A contemporary house inserted into the twelfth-century ruins of Astley Castle in Warwickshire by Witherford Watson Mann has won the RIBA Stirling Prize 2013 for the greatest contribution to British architecture in the last year.
This is the first time London studio Witherford Watson Mann has been nominated for the prize, which is awarded annually by the RIBA to a building designed by a UK-registered architect. It is the first house and the first restoration project to win the award in its 18-year history.
The two-storey residence squats within the chunky sandstone walls of the abandoned mediaeval castle, creating a holiday home for up to eight guests.
A new system of wooden floors and ceilings creates living areas and bedrooms in the oldest part of the building, while extensions added in the sixteenth and eighteenth centuries are now used as entrance courtyards.
“It’s an extreme retrofit in many ways,” said RIBA president Stephen Hodder. “It sends out great messages about conservation.”
Witherford Watson Mann saw off competition from bookies’ favourite the Bishop Edward King Chapel by Niall McLaughlin Architects and a housing development from previous winner Alison Brooks. Other shortlisted entries included a museum that mimics volcanic formations,Sheffield’s notorious Park Hill housing estate and a cluster of university buildings in Ireland.
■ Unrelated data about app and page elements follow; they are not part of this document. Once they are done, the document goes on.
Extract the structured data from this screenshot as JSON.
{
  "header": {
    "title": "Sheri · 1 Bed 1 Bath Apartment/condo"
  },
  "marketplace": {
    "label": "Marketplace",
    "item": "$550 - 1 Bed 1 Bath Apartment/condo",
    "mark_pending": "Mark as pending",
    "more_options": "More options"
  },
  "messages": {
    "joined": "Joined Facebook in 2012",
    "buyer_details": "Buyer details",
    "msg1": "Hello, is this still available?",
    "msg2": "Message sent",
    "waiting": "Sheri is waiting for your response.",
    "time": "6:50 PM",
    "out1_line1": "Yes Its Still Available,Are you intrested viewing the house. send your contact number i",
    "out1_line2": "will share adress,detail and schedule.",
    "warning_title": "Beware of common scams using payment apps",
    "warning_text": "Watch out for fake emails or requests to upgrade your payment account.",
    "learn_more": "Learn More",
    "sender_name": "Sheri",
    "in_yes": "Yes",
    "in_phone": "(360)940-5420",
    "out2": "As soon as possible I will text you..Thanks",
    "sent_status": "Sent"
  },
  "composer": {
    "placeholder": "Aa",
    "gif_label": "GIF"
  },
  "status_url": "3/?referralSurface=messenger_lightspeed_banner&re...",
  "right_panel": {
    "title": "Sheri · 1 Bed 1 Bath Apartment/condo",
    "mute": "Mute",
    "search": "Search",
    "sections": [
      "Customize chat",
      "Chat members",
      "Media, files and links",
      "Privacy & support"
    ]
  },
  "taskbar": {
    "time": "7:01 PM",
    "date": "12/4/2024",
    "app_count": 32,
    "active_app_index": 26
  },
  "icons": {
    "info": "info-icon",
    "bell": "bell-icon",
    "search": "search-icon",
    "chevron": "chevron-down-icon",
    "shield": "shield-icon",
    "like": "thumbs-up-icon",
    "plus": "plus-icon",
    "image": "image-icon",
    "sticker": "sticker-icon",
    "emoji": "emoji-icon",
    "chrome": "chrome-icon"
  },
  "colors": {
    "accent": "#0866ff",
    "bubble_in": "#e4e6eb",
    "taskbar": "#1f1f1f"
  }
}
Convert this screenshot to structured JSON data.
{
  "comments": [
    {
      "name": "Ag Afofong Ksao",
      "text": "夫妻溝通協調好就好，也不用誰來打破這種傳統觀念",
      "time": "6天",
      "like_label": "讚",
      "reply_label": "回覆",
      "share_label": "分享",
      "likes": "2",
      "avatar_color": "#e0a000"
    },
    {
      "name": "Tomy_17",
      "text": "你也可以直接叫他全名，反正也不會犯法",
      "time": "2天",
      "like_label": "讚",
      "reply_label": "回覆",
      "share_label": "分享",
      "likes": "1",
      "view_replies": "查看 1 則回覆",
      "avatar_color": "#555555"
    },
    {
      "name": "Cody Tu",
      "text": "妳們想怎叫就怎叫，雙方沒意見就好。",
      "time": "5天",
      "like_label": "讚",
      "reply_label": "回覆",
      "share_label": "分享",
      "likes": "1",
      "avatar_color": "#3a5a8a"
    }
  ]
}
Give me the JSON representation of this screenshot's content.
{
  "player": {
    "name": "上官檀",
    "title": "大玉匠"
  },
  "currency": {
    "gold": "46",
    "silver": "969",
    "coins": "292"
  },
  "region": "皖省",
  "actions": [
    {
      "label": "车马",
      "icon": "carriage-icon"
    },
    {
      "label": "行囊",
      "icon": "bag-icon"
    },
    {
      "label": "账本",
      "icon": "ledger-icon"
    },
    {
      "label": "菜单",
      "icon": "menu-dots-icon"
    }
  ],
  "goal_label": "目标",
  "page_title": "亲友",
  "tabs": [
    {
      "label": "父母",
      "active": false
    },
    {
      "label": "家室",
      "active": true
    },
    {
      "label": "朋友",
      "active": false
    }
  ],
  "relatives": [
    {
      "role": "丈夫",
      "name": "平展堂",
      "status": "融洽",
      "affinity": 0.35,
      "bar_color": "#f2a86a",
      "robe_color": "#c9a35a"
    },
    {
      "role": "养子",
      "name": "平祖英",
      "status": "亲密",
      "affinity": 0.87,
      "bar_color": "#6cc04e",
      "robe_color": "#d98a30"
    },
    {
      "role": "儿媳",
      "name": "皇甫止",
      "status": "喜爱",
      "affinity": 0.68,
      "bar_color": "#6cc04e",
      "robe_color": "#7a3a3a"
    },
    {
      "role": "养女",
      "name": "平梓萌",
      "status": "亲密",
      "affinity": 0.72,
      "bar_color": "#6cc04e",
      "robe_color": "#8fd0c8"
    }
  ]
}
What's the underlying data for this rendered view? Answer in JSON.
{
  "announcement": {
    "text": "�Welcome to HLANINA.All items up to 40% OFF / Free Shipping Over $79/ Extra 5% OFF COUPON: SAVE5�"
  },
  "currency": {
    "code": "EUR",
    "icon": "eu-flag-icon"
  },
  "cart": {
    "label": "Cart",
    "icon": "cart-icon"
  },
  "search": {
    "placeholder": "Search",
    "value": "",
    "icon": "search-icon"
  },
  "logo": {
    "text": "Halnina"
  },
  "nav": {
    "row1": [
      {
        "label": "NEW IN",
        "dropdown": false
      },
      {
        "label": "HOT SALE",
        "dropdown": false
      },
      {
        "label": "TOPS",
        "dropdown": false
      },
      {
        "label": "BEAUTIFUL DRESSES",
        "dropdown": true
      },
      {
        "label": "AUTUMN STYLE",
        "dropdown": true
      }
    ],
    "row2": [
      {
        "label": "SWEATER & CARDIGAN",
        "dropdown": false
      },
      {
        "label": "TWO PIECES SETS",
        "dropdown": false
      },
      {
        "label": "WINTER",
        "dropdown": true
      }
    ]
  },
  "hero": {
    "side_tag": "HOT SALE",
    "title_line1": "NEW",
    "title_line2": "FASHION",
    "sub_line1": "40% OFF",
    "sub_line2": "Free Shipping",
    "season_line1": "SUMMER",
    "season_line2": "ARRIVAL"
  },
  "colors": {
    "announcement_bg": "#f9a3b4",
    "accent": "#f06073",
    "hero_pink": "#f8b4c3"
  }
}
See the full shortlist »
Past winners of the prize include David Chipperfield for the Museum of Modern Literature in Germany and Zaha Hadid for the Evelyn Grace Academy in London and MAXXI Museum in Rome. See more Dezeen stories about previous winners »